Why Bell believes we need it: "In our modern world, people understand spirit to mean something less real, less tangible, less substantive—something nonphysical, something that may or may not exist. But when the Hebrews spoke of the ruach, they weren't talking about something less real; they were talking about what happens when something becomes more real, right before your eyes...The challenge is for me and you to become more and more the kind of people who are aware of the divine presence, attuned to the ruach, present to the depths of each and every moment."
Next: A word that reminds us how connected we all are
Posted: Mon 10/28/2013 12:00 AM
Considered as one of America’s influential and progressive Christian pastors, Rob Bell joins Oprah to explore his latest book, What We Talk About When We Talk About God, and discuss why more people are identifying with spirituality over religion.
Tune in Sunday, November 3, at 11 a.m. ET/PT on OWN—or join our worldwide simulcast on Oprah.com, Facebook.com/owntv or Facebook.com/supersoulsunday.
Posted: Thu 10/24/2013 12:00 AM
Illustration: Chris Silas Neal
By Anne Lamott
My parents were about the pursuit of the so-called good life. When they fell in love after the war it was as intellectuals. This meant that you got together with other couples like you—good-looking, highly educated, and amused folks who listened to Coltrane and Miles Davis and raised their kids to be extremely high achievers, drank a lot of wine, passed along great books, knew about the latest poets, and cooked Julia Child's recipes and cutting-edge ethnic food.
I still remember my mother fully engaged in a number of enlivening, centering pursuits—cooking, reading, baths, hanging out with her best women friends making marmalade and chutney (then trying to trick the poor children into liking it). And the figs my father and I devoured from our friends' backyards—how perfectly one fit into your mouth, the succulent flesh with just a little something to chew against, to keep you focused, the honey juice that didn't run down your chin but down your throat, bathing you in the exotic ancient pleasure of a most common fruit.

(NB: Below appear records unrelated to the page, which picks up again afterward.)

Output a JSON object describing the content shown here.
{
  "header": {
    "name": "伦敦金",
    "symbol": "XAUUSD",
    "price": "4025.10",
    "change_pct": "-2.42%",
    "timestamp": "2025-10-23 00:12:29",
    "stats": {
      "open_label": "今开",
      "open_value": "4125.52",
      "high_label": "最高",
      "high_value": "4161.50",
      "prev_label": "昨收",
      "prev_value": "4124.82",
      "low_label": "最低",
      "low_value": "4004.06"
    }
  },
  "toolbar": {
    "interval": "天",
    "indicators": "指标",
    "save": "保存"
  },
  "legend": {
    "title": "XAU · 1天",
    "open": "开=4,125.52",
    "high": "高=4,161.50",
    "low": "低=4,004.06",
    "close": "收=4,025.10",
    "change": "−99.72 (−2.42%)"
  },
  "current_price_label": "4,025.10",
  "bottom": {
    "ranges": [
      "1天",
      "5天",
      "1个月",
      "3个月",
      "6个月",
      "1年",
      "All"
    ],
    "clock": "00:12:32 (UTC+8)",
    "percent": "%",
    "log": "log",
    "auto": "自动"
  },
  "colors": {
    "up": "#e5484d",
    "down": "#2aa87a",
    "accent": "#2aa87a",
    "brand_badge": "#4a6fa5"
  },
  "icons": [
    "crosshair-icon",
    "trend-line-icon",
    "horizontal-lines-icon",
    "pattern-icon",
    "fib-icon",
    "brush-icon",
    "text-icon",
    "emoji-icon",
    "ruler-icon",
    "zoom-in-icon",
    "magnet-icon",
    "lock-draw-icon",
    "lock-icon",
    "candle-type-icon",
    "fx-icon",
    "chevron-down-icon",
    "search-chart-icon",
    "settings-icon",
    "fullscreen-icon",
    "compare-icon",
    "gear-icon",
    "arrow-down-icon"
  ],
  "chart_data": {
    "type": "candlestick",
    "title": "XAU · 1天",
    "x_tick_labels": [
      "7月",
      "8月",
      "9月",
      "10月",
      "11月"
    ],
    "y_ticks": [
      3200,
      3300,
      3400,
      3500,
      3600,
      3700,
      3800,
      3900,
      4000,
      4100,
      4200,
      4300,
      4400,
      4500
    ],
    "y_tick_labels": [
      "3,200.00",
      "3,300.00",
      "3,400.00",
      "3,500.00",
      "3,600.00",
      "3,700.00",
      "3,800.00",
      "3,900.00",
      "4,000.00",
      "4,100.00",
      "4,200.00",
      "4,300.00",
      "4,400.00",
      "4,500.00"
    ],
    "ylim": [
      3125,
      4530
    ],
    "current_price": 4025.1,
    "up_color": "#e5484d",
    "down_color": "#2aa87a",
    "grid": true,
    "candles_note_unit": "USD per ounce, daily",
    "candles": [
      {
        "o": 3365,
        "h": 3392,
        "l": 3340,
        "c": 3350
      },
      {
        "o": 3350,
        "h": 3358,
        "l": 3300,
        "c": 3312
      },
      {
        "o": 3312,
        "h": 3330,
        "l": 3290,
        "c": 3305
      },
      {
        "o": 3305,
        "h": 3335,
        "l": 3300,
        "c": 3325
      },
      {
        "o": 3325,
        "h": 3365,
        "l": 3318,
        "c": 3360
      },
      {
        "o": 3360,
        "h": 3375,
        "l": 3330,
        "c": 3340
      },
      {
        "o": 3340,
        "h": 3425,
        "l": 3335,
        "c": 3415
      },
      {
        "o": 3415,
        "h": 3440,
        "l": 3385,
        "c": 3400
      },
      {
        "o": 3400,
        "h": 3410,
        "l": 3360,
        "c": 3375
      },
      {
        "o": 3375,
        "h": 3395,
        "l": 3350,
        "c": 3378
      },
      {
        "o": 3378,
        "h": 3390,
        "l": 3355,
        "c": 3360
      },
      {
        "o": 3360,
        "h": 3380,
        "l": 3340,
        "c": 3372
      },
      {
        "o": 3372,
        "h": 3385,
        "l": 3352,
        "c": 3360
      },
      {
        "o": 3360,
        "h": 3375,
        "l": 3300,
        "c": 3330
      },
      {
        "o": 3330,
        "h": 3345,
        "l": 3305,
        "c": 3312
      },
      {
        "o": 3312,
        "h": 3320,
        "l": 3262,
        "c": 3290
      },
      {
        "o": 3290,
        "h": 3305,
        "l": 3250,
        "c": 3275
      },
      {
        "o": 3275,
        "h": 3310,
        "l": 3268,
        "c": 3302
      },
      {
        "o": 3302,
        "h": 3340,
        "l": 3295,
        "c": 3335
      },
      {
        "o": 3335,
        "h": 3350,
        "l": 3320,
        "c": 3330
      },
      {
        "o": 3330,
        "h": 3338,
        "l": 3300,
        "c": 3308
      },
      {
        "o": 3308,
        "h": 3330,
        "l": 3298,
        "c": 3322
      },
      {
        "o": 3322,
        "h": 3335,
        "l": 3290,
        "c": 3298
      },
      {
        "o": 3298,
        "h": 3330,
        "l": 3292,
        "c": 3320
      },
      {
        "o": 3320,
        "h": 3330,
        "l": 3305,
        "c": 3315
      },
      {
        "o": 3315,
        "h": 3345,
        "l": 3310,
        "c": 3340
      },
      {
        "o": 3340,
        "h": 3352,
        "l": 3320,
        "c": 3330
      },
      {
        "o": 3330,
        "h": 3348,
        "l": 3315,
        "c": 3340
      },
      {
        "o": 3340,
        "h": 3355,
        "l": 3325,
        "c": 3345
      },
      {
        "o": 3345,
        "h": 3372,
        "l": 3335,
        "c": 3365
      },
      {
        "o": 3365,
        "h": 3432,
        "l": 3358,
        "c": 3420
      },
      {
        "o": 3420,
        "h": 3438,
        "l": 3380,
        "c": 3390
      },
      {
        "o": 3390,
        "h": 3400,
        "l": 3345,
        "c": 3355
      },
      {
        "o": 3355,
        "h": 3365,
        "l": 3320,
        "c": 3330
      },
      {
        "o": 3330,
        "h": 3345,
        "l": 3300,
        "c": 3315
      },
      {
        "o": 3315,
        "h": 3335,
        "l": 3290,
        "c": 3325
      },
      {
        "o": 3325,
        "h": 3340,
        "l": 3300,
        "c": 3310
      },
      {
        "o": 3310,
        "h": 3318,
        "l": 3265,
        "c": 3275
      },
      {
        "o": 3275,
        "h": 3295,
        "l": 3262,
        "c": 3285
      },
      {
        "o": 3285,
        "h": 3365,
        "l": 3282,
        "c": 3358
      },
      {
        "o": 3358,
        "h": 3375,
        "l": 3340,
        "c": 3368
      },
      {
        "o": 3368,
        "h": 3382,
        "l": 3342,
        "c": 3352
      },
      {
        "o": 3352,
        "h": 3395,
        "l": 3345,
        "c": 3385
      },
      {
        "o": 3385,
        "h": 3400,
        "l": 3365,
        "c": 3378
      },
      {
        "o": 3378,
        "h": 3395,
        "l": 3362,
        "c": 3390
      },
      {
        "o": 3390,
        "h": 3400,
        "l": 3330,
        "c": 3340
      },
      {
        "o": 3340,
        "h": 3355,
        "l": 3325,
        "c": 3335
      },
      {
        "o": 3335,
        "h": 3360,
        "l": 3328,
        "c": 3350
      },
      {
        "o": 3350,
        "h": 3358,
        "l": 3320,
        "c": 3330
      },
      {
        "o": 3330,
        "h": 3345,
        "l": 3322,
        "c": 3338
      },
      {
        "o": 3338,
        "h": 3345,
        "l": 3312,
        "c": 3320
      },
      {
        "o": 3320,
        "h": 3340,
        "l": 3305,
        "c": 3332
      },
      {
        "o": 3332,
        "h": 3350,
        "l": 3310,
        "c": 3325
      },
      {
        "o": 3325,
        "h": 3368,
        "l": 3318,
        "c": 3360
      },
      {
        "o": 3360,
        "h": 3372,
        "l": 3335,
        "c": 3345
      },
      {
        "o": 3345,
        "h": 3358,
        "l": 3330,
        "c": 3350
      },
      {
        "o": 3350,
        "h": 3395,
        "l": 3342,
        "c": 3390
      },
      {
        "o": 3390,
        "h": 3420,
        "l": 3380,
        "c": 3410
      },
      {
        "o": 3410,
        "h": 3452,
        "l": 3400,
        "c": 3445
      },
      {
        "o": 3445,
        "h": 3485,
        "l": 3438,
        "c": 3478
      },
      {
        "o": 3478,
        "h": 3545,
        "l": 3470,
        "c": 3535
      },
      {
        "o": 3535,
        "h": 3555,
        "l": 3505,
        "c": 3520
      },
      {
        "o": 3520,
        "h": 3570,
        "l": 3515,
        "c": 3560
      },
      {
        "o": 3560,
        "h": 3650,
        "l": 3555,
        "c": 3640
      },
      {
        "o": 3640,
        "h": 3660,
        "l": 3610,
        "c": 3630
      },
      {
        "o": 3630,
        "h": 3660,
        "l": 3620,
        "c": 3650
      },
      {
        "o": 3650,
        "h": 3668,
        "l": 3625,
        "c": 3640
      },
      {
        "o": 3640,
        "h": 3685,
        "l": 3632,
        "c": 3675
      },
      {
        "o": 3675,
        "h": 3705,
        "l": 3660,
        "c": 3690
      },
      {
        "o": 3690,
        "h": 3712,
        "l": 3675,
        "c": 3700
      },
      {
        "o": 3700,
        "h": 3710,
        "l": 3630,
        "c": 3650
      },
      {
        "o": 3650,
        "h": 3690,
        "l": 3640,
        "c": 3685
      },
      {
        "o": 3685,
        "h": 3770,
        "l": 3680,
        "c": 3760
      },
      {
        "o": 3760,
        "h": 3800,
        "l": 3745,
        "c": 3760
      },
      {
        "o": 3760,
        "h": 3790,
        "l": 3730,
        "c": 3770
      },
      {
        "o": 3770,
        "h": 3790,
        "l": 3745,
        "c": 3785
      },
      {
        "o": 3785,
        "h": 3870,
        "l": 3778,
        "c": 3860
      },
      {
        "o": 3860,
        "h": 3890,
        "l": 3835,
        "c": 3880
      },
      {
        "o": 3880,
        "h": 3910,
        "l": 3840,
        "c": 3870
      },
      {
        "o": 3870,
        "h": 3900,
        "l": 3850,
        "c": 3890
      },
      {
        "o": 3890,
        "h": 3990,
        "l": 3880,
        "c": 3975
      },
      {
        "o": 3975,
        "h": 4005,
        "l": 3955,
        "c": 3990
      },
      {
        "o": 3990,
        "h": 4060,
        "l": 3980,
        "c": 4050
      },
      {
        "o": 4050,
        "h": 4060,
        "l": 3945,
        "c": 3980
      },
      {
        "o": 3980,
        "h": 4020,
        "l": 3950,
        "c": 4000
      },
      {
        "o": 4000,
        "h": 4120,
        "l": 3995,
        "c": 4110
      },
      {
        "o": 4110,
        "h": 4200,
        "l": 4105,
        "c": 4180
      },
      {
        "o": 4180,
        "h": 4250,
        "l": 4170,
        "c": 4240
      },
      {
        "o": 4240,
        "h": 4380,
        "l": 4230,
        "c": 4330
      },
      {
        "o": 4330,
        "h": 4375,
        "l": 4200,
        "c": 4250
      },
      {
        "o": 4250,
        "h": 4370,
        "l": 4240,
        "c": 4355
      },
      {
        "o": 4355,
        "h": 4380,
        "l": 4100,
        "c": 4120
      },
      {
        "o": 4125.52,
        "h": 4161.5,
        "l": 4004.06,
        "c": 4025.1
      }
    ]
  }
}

The food and life my parents created would have been delicious and nourishing, if it were not for one tiny problem—that they were so unhappy together. My brothers and I ate cassoulet at a table where our parents avoided making eye contact and, rather than shouting, which was considered déclassé, engaged in clipped conversation. It was the Joy of Cooking meets Harold Pinter. So the steamed persimmon pudding was easy on the taste buds but hard to swallow, because it came at such a cost: a lump in the throat, anxiety in our bellies.
What had happened that turned my parents from the bright young things who fell in love over literature and wine to a cheerless woman and man who after dinner took their books and glasses to opposite ends of the living room, connected only by a lily pad of children on the rug between them, lost in homework?
I think the answer is what didn't happen: They were not able to take their pleasures, their love of their children, out to the next concentric circle, where something bigger awaited. My mother and her women friends made not only vats of that world-class chutney but mole poblano and cakes from scratch, and yet because she was empty inside and stayed in a miserable marriage for 27 years, she who cooked like a dream could not ever feel satisfyingly filled, and got fat.
Next: Where she found the missing pieces